_EXTRACTED RECORDS_

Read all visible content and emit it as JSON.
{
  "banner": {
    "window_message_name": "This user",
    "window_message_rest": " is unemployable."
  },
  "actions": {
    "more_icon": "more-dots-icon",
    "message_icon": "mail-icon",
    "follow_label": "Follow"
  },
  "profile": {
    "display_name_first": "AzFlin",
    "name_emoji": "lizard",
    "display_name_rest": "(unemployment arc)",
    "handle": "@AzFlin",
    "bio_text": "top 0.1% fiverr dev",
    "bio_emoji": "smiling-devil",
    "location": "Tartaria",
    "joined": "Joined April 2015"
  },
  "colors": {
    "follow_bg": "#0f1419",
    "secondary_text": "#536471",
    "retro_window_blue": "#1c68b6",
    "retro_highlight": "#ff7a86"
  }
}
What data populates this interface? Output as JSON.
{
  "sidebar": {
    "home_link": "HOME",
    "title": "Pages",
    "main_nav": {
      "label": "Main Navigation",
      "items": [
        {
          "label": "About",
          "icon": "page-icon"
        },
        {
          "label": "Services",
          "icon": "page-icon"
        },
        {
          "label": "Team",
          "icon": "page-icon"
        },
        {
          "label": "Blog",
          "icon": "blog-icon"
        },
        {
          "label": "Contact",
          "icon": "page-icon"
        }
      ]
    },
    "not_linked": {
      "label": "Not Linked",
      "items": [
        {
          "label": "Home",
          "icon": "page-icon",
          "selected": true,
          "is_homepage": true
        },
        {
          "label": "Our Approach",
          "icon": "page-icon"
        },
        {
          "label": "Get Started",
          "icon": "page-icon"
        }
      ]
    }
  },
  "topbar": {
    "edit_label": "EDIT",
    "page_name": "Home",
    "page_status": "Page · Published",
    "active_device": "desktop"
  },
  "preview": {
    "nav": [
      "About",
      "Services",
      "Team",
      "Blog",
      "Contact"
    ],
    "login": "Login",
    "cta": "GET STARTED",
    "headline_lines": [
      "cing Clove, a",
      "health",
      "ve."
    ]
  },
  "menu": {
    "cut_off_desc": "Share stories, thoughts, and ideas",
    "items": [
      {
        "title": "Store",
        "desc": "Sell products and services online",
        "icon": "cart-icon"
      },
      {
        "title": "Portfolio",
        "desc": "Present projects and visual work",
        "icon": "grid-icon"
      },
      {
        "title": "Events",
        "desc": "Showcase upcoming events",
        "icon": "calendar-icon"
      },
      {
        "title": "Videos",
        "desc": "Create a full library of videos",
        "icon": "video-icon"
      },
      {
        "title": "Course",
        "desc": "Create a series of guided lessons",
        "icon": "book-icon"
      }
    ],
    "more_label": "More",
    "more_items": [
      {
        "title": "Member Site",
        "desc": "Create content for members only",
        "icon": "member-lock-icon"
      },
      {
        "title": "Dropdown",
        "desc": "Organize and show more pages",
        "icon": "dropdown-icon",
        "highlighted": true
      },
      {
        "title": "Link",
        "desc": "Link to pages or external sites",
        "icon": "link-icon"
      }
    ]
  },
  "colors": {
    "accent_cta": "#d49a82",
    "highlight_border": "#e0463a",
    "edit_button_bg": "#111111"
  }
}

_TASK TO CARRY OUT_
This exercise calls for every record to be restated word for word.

_ANSWER SECTION_
Read all visible content and emit it as JSON.
{
  "banner": {
    "window_message_name": "This user",
    "window_message_rest": " is unemployable."
  },
  "actions": {
    "more_icon": "more-dots-icon",
    "message_icon": "mail-icon",
    "follow_label": "Follow"
  },
  "profile": {
    "display_name_first": "AzFlin",
    "name_emoji": "lizard",
    "display_name_rest": "(unemployment arc)",
    "handle": "@AzFlin",
    "bio_text": "top 0.1% fiverr dev",
    "bio_emoji": "smiling-devil",
    "location": "Tartaria",
    "joined": "Joined April 2015"
  },
  "colors": {
    "follow_bg": "#0f1419",
    "secondary_text": "#536471",
    "retro_window_blue": "#1c68b6",
    "retro_highlight": "#ff7a86"
  }
}
What data populates this interface? Output as JSON.
{
  "sidebar": {
    "home_link": "HOME",
    "title": "Pages",
    "main_nav": {
      "label": "Main Navigation",
      "items": [
        {
          "label": "About",
          "icon": "page-icon"
        },
        {
          "label": "Services",
          "icon": "page-icon"
        },
        {
          "label": "Team",
          "icon": "page-icon"
        },
        {
          "label": "Blog",
          "icon": "blog-icon"
        },
        {
          "label": "Contact",
          "icon": "page-icon"
        }
      ]
    },
    "not_linked": {
      "label": "Not Linked",
      "items": [
        {
          "label": "Home",
          "icon": "page-icon",
          "selected": true,
          "is_homepage": true
        },
        {
          "label": "Our Approach",
          "icon": "page-icon"
        },
        {
          "label": "Get Started",
          "icon": "page-icon"
        }
      ]
    }
  },
  "topbar": {
    "edit_label": "EDIT",
    "page_name": "Home",
    "page_status": "Page · Published",
    "active_device": "desktop"
  },
  "preview": {
    "nav": [
      "About",
      "Services",
      "Team",
      "Blog",
      "Contact"
    ],
    "login": "Login",
    "cta": "GET STARTED",
    "headline_lines": [
      "cing Clove, a",
      "health",
      "ve."
    ]
  },
  "menu": {
    "cut_off_desc": "Share stories, thoughts, and ideas",
    "items": [
      {
        "title": "Store",
        "desc": "Sell products and services online",
        "icon": "cart-icon"
      },
      {
        "title": "Portfolio",
        "desc": "Present projects and visual work",
        "icon": "grid-icon"
      },
      {
        "title": "Events",
        "desc": "Showcase upcoming events",
        "icon": "calendar-icon"
      },
      {
        "title": "Videos",
        "desc": "Create a full library of videos",
        "icon": "video-icon"
      },
      {
        "title": "Course",
        "desc": "Create a series of guided lessons",
        "icon": "book-icon"
      }
    ],
    "more_label": "More",
    "more_items": [
      {
        "title": "Member Site",
        "desc": "Create content for members only",
        "icon": "member-lock-icon"
      },
      {
        "title": "Dropdown",
        "desc": "Organize and show more pages",
        "icon": "dropdown-icon",
        "highlighted": true
      },
      {
        "title": "Link",
        "desc": "Link to pages or external sites",
        "icon": "link-icon"
      }
    ]
  },
  "colors": {
    "accent_cta": "#d49a82",
    "highlight_border": "#e0463a",
    "edit_button_bg": "#111111"
  }
}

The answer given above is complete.